##### Provided information
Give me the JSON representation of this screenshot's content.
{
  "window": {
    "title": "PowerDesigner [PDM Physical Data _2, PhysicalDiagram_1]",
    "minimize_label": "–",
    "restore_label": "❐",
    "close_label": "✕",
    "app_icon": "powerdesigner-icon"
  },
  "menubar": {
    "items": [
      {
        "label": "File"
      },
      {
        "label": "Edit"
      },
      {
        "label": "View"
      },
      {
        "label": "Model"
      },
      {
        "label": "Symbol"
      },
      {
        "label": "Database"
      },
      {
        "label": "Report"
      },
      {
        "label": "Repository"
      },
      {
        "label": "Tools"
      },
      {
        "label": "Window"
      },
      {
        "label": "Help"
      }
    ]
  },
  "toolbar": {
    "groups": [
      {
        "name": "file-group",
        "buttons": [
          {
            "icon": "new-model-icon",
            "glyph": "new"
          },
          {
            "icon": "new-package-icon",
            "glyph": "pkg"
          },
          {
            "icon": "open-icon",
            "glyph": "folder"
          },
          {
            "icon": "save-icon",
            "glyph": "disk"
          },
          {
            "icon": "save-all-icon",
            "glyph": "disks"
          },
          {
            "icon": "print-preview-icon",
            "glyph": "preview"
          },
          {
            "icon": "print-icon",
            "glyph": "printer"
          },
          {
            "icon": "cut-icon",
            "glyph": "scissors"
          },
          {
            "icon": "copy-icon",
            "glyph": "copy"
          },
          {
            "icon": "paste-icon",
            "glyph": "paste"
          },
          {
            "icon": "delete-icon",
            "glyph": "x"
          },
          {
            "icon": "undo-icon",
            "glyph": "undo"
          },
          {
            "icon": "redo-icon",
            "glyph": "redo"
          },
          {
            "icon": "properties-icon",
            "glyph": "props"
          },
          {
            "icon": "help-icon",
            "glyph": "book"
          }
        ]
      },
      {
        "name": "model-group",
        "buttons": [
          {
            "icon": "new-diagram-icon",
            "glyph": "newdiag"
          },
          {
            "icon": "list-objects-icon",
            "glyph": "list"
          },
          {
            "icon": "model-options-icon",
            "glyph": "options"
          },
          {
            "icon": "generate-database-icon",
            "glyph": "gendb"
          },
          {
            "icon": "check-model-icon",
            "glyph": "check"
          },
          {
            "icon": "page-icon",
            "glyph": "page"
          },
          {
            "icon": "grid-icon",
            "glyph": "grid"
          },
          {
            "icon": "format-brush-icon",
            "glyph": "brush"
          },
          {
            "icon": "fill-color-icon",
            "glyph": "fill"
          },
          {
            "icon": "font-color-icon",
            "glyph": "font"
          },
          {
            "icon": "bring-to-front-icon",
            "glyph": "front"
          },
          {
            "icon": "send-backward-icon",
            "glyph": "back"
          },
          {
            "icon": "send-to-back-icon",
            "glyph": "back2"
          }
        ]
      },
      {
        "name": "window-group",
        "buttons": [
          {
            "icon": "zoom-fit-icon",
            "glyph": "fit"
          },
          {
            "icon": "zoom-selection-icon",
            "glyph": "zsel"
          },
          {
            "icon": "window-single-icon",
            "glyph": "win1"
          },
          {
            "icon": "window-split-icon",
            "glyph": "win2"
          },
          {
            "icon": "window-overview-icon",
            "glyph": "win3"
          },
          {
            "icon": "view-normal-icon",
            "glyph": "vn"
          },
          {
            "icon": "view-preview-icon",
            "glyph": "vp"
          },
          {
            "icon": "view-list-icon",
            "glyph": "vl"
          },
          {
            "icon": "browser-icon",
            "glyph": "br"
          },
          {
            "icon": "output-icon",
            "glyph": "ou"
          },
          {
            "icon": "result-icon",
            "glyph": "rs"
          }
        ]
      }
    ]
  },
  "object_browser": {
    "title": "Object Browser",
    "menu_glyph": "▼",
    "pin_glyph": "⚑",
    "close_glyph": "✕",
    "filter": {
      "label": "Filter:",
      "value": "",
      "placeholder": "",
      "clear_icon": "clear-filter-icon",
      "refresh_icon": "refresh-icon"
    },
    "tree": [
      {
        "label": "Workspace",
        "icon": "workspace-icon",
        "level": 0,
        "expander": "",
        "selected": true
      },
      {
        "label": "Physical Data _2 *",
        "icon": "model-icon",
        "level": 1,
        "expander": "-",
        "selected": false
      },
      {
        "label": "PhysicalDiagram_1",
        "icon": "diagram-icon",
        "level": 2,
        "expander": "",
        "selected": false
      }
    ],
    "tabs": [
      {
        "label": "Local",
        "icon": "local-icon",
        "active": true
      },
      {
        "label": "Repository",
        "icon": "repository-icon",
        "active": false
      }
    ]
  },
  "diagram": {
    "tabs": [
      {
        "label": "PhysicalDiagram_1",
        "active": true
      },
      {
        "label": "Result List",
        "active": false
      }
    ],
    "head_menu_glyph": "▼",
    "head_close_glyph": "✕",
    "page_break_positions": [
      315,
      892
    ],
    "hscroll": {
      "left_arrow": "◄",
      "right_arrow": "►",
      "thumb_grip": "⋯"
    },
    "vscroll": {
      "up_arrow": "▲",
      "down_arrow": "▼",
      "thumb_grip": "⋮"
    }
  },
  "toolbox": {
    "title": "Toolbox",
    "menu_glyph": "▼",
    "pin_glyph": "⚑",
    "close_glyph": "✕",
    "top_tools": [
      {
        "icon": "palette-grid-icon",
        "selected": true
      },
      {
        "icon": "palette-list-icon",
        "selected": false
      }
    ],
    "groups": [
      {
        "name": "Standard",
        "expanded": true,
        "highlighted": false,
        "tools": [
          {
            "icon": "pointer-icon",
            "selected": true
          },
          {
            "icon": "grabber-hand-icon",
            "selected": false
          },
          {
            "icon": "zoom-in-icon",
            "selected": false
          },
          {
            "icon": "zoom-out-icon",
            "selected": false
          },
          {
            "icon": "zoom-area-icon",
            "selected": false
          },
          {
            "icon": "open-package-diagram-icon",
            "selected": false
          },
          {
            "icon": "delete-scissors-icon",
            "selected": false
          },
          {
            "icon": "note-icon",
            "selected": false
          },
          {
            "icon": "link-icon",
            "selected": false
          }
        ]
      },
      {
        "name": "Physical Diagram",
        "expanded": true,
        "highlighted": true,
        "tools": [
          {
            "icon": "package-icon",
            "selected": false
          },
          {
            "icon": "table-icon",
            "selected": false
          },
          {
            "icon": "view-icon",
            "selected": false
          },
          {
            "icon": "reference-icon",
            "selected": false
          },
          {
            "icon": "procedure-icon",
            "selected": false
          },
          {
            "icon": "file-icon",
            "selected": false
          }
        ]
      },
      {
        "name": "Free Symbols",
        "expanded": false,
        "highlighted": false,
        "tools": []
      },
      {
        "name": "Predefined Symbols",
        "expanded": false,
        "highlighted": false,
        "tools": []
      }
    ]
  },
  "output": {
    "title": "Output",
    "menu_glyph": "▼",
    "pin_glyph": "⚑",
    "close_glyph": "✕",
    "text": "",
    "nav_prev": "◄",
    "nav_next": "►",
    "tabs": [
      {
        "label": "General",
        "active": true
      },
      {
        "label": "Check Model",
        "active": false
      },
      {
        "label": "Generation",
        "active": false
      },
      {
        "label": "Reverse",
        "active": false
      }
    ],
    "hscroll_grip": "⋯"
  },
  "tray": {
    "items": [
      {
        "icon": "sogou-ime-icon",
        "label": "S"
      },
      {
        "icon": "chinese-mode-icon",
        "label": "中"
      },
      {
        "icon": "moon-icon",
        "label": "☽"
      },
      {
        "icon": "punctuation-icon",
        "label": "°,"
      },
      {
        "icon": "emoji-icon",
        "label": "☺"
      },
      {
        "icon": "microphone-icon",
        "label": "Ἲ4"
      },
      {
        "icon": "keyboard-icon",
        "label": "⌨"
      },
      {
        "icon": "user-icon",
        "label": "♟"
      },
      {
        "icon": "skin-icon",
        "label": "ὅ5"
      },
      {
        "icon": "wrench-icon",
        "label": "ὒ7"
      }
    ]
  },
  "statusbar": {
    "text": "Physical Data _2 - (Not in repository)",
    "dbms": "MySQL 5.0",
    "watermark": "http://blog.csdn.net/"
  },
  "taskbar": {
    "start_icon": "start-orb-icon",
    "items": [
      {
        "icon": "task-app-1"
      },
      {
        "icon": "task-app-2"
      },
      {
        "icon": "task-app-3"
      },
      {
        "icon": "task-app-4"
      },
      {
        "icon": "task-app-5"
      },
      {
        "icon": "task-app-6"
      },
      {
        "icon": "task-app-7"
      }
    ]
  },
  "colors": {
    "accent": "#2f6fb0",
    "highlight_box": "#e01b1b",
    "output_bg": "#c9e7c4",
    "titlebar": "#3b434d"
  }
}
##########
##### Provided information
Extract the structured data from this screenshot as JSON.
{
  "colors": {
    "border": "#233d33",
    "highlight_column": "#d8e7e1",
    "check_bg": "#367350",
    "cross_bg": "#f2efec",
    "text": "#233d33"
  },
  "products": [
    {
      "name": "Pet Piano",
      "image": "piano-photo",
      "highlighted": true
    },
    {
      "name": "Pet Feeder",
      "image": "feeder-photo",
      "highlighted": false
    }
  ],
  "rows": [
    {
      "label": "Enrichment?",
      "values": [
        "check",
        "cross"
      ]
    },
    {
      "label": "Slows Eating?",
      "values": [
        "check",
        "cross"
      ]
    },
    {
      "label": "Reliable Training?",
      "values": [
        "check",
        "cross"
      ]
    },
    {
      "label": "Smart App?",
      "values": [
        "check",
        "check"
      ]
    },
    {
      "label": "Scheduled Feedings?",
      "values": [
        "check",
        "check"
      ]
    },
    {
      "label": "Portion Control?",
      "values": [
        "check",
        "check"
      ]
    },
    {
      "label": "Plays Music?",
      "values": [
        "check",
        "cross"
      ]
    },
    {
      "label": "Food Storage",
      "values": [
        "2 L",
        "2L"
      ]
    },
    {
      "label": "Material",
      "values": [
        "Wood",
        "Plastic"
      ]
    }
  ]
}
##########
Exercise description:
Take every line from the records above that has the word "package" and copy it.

Solution to this problem:
            "icon": "new-package-icon",
            "icon": "open-package-diagram-icon",
            "icon": "package-icon",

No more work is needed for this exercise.